When kids are first learning to write descriptively and use a thesaurus, the pendulum can swing wildly from three-word sentences to 20 or 30-word sentences. It’s okay to give them the freedom to play with words; they’ll find their center over time. Just know that you may need to gently correct if their zeal begins creating log jams in their writing.

5.  Don’t be redundant

Redundancy refers to extra words or phrases that should be cut out. Your student’s ability to write concisely will always trump filling a page with unnecessary text.

It’s not uncommon for beginning writers to repeat themselves. But such repetition bogs down the writing and makes the reader work too hard. Here are two ways to eliminate redundancy:

  • Add concrete details, facts, or examples instead of rehashing the same point.
  • Slash unnecessary words and phrases. Remember: when two words will do the trick, why use a dozen? Encourage your student to read each sentence and paragraph to see if he can cut out any words. His point will be clearer, stronger, and easier to identify.

Encourage your kids to try some of these tips for writing concisely. They may be amazed to discover how sharp and crisp their writing can be!

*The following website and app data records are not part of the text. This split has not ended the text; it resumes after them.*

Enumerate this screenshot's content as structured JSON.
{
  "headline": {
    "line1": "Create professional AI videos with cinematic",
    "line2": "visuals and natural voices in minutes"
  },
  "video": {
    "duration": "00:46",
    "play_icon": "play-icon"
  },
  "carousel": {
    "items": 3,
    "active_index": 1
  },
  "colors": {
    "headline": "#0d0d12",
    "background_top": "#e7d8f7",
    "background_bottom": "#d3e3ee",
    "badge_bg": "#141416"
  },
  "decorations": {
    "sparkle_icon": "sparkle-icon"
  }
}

  1. Jonathan Riley

    Definitely enjoyed this article because I find myself dragging on sentences 40% of the time when I write. Very helpful!

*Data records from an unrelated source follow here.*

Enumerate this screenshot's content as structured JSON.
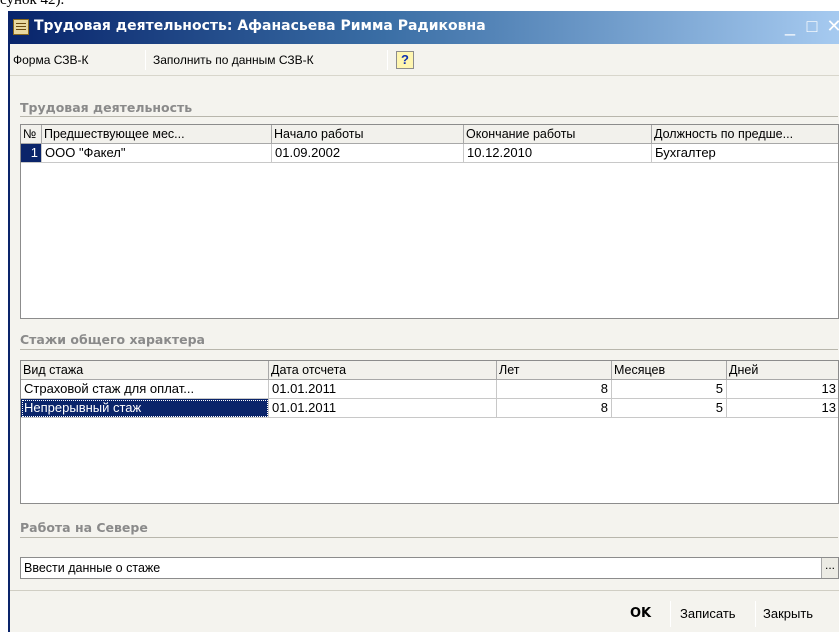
{
  "doc_snippet": "сунок 42).",
  "window": {
    "title": "Трудовая деятельность: Афанасьева Римма Радиковна",
    "minimize": "_",
    "maximize": "□",
    "close": "✕"
  },
  "toolbar": {
    "form_szv_k": "Форма СЗВ-К",
    "fill_from_szv_k": "Заполнить по данным СЗВ-К",
    "help": "?"
  },
  "work_activity": {
    "section_title": "Трудовая деятельность",
    "columns": [
      "№",
      "Предшествующее мес...",
      "Начало работы",
      "Окончание работы",
      "Должность по предше..."
    ],
    "rows": [
      [
        "1",
        "ООО \"Факел\"",
        "01.09.2002",
        "10.12.2010",
        "Бухгалтер"
      ]
    ]
  },
  "general_experience": {
    "section_title": "Стажи общего характера",
    "columns": [
      "Вид стажа",
      "Дата отсчета",
      "Лет",
      "Месяцев",
      "Дней"
    ],
    "rows": [
      [
        "Страховой стаж для оплат...",
        "01.01.2011",
        "8",
        "5",
        "13"
      ],
      [
        "Непрерывный стаж",
        "01.01.2011",
        "8",
        "5",
        "13"
      ]
    ]
  },
  "north_work": {
    "section_title": "Работа на Севере",
    "field_value": "Ввести данные о стаже",
    "button": "..."
  },
  "footer": {
    "ok": "OK",
    "save": "Записать",
    "close": "Закрыть"
  }
}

  2. LaShonda Harris

    These are great points! Be precise and get straight to the point!

  3. Ryan Kolquist

    These are great tips!

  4. April Thomas

    Hello everyone! I truly enjoyed this article. My undergraduate studies shaped my foundations of Concise, APA writing. As a mass communications major, getting to the point was the point!

  5. Kim

    So true, Renee. Thank you for taking time to comment!

  6. Renee Robinson

    I learned about this concise wording with radio advertisements. It’s amazing how you learn to get to the point when it has to be done in increments of 10, 30, or 60 second slots to get a point out to 100,000+ people. You communicate better when the message is clear and to the point with the right inflection.

  7. Sherida Morrison

    Great points! I use the “big” words often and I’m guilty but this will be taken into consideration!

  8. Kim

    Absolutely. Laurie! Thank you for taking a moment to comment.

  9. Laurie Bishop

    I believe writings are more descriptive when the point is short, clear and concise. Also keeps a reader from getting bored with the same thing in several paragraphs

  10. Kim

    So true, Tiffany. Thanks for stopping by!

  11. Tiffany Harrison

    I don’t think we ever really consider the logistics of the words we use. What a may seem like a masterpiece to one person and seem like a disaster to another. Very good information to consider.

  12. JoJo Tabares

    Very good points!